It's happened: current Chrome is warning users about insecure pages
First transition in Google's HTTPS-everywhere plans is done
July 12, 2021
It's happened. Today Chrome's stable channel was updated with a new HTTPS UI. The changes in these versions of Chrome (Chrome 53 for Windows, Mac users got them in Chrome 52) complete 'transition 1' in Google's HTTPS plans, first announced in December 2014:
T1: Non-secure origins marked as Dubious
In other words:
If a Chrome user visits a site that isn't private - for example, there's no HTTPS, broken HTTPS, or HTTPS only on 'checkout' pages - Chrome now displays a mid-grey colored info box:
Clearer identity for EV
The new stable vesins of Chrome also have a clearer identity display for certificates that have been through extended validation: the verified legal entity (in most cases, a company name) is simply displayed in front of the address, without background.
The new Chrome EV UI is higher contrast, much easier to read that the previous version and looks similar to what Microsoft Edge does:
At CertSimple we've already updated the certificate previews we use for Chrome users to reflect the changes.
The next steps of Google's plans is simple:
T2: Non-secure origins marked as Non-secure
Ie, the grey exclamation mark will get redder as more sites begin to update and HTTPS market share increases
After that, https becomes a regular part of the web, i.e., we don't bother displaying https:// or the green lock anymore, because all websites should have them:
T3: Secure origins unmarked

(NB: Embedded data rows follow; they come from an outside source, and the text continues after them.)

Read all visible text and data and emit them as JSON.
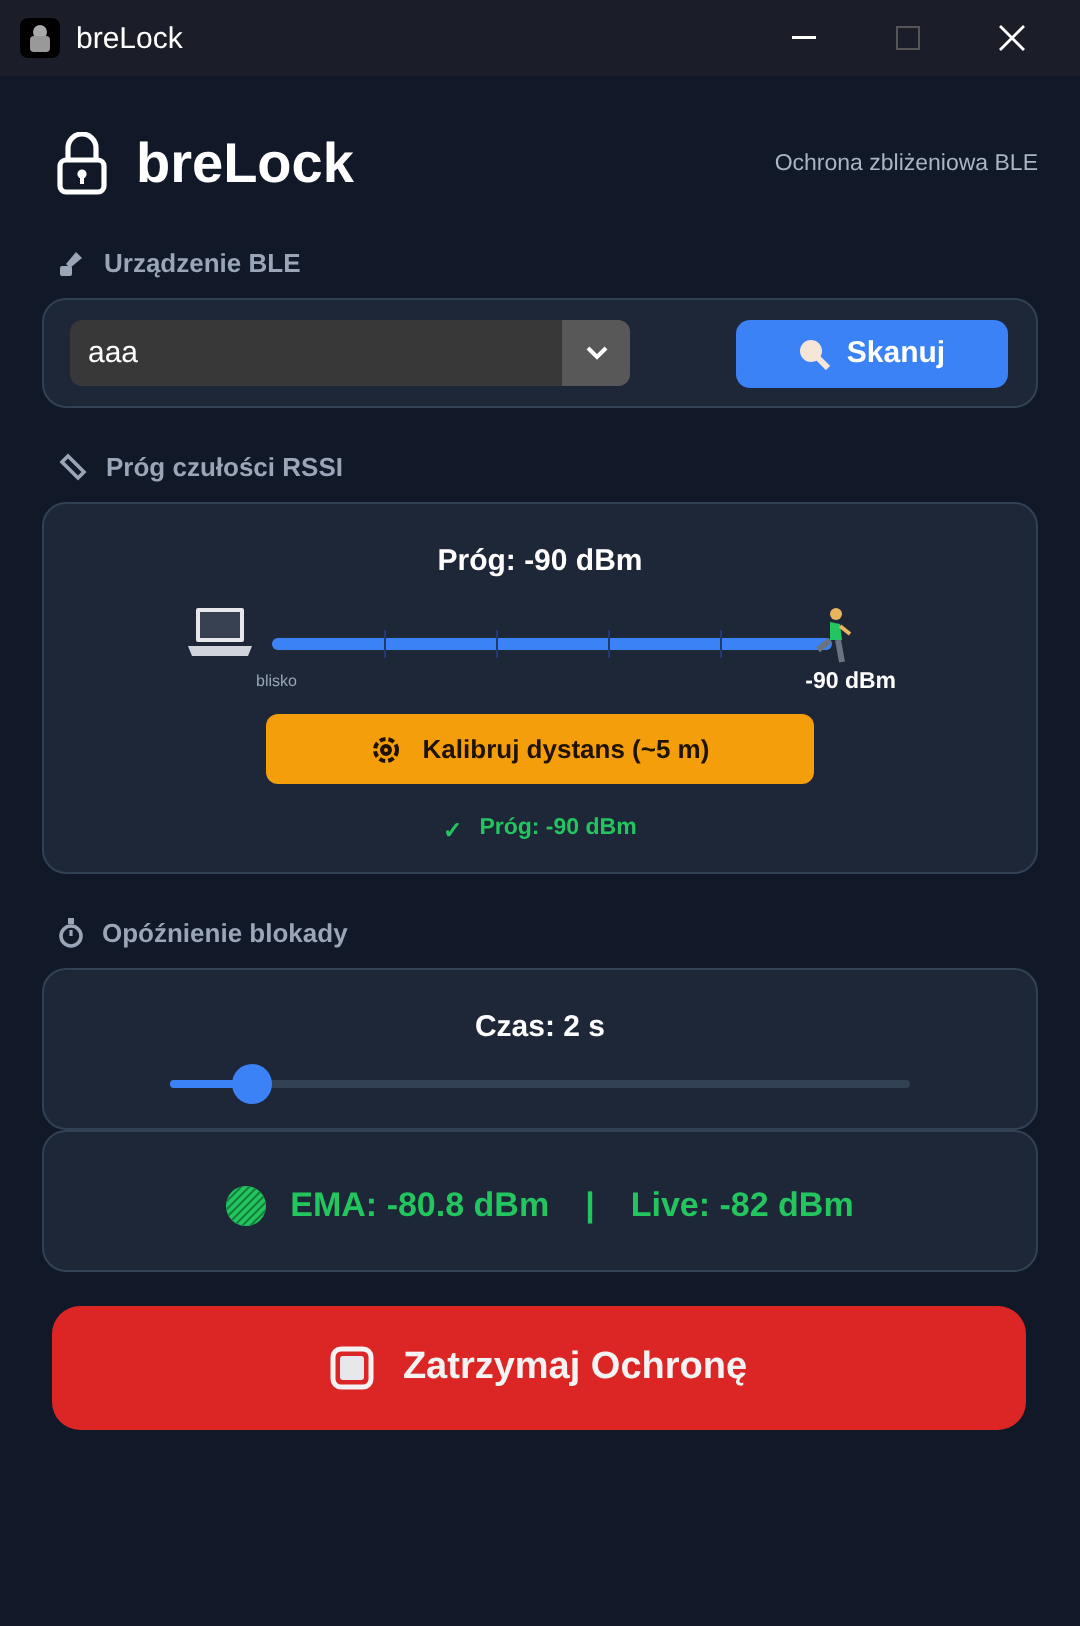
{
  "window": {
    "title": "breLock"
  },
  "header": {
    "title": "breLock",
    "subtitle": "Ochrona zbliżeniowa BLE"
  },
  "device_section": {
    "heading": "Urządzenie BLE",
    "device_select": {
      "value": "aaa"
    },
    "scan_button": "Skanuj"
  },
  "rssi_section": {
    "heading": "Próg czułości RSSI",
    "threshold_label": "Próg: -90 dBm",
    "slider": {
      "level": 1,
      "min_label": "blisko",
      "value_label": "-90 dBm"
    },
    "calibrate_button": "Kalibruj dystans (~5 m)",
    "status": {
      "mark": "✓",
      "text": "Próg: -90 dBm"
    }
  },
  "delay_section": {
    "heading": "Opóźnienie blokady",
    "time_label": "Czas: 2 s",
    "slider": {
      "level": 0.11
    }
  },
  "signal": {
    "ema": "EMA: -80.8 dBm",
    "separator": "|",
    "live": "Live: -82 dBm"
  },
  "stop_button": "Zatrzymaj Ochronę"
}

The timelines for this are fluid but T2 is coming and if you're not on HTTPS - properly, not just for your checkout pages - you need to get on it. Also: site-wide HTTPS gets an SEO boost.